As a general rule, if you’re meals aren’t taking at least 15 minutes to consume, you need to slow down. If this turns out to be a significant challenge for you, set a timer on your phone and aim to pace your eating.
As an added benefit, slow eating may improve your relationship with the people you spend your time with because you’ll actually have time to talk about something that matters when sitting across from them for an extended period of time.
7. Avoid “moralizing” your food consumption.
Chicken and broccoli are “good” while ice-cream and pizza are “bad.” Sounds like a good idea, right?
Actually, no. It would seem that by identifying which foods are good, and which are bad, you will be more likely to choose good foods and get closer to your fat loss goals.
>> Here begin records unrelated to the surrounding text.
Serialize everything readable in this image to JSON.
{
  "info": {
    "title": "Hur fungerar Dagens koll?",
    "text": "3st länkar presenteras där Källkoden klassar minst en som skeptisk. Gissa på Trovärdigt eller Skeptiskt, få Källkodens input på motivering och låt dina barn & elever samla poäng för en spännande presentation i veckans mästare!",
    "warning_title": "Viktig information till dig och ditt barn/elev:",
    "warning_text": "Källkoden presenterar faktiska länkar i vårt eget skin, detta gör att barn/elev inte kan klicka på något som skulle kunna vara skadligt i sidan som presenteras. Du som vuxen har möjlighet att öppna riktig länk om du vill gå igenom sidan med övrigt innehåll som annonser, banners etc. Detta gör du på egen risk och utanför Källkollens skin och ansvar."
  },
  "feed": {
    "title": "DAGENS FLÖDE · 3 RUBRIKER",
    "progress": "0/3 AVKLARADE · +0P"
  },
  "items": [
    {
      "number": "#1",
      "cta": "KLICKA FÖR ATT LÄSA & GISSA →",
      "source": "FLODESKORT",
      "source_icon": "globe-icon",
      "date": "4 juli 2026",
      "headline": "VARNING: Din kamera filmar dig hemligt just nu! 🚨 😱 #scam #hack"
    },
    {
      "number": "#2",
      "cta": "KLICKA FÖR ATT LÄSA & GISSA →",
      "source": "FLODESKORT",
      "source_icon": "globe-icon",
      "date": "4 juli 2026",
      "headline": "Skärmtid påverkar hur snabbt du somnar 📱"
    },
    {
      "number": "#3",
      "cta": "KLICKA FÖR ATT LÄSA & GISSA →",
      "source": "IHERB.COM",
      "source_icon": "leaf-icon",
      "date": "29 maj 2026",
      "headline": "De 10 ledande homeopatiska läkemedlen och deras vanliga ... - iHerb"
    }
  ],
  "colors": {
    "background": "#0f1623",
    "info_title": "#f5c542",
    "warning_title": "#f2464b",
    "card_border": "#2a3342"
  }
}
But that’s not usually how it works. Labeling foods “good” and “bad” is actually making it MORE likely that you will make choices that lead you further away from your fat loss goals.
In psychology, there’s something called “moral licensing”, which describes our natural tendency feel justified about doing something bad after we feel like we’ve done something good.
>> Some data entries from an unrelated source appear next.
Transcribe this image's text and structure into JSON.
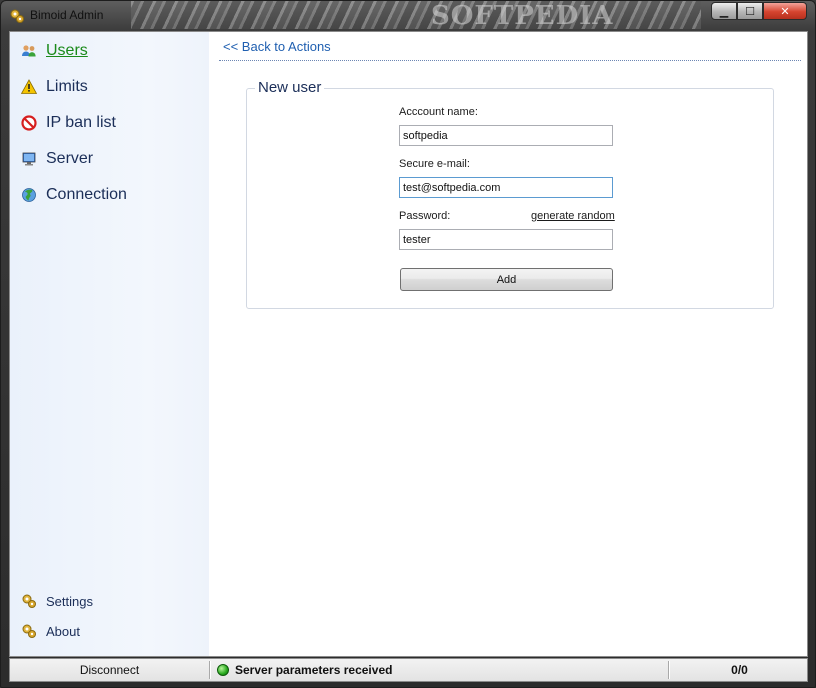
{
  "window": {
    "title": "Bimoid Admin",
    "watermark": "SOFTPEDIA"
  },
  "titlebar": {
    "minimize_glyph": "▁",
    "maximize_glyph": "☐",
    "close_glyph": "✕"
  },
  "sidebar": {
    "items": [
      {
        "label": "Users",
        "icon": "users-icon",
        "active": true
      },
      {
        "label": "Limits",
        "icon": "warning-icon"
      },
      {
        "label": "IP ban list",
        "icon": "ban-icon"
      },
      {
        "label": "Server",
        "icon": "monitor-icon"
      },
      {
        "label": "Connection",
        "icon": "globe-icon"
      }
    ],
    "bottom_items": [
      {
        "label": "Settings",
        "icon": "gears-icon"
      },
      {
        "label": "About",
        "icon": "gears-icon"
      }
    ]
  },
  "main": {
    "back_link": "<< Back to Actions",
    "form": {
      "title": "New user",
      "account_label": "Acccount name:",
      "account_value": "softpedia",
      "email_label": "Secure e-mail:",
      "email_value": "test@softpedia.com",
      "password_label": "Password:",
      "generate_label": "generate random",
      "password_value": "tester",
      "add_label": "Add"
    }
  },
  "statusbar": {
    "disconnect_label": "Disconnect",
    "status_text": "Server parameters received",
    "counter": "0/0"
  },
  "colors": {
    "accent_link": "#1f5fb0",
    "active_nav": "#1a8a1a",
    "status_ok": "#27a91d"
  }
}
So if you “moralize” food choices, when you eat something “good”, like chicken and rice, your brain responds by giving you permission to eat something “bad”, like the entire bag of Doritos.
So – yeah – you made a good choice and moved closer to your fat loss goals by choosing “good” foods for lunch, but then you undid that (and then some) when you rewarded yourself for that good choice with something bad later on.
This same principle applies to anything that you moralize: so if you consider yourself a “good” person when you exercise, and a “bad” person when you don’t, then you’re actually more likely to skip the gym tomorrow if you work out today.
Instead of labeling foods as “good” or “bad”, consider your goals. Before eating a specific food, ask yourself if it will take you closer, or farther, from your goals. This allows you to make good decisions without the negative effects of moralizing your food choices.
About The Author: Eric Weinbrenner is a fitness writer, coach, and founder of Muscle That Matters. He’s on a mission to stamp out the obsessive, confusing fitness info that dominates the industry and help busy guys build muscle, lose fat, and become more athletic while crafting a remarkable life. Visit musclethatmatters.com to sign up for the Free 5-Day Course and discover how to build the body you want while having, and enjoying a life outside of fitness.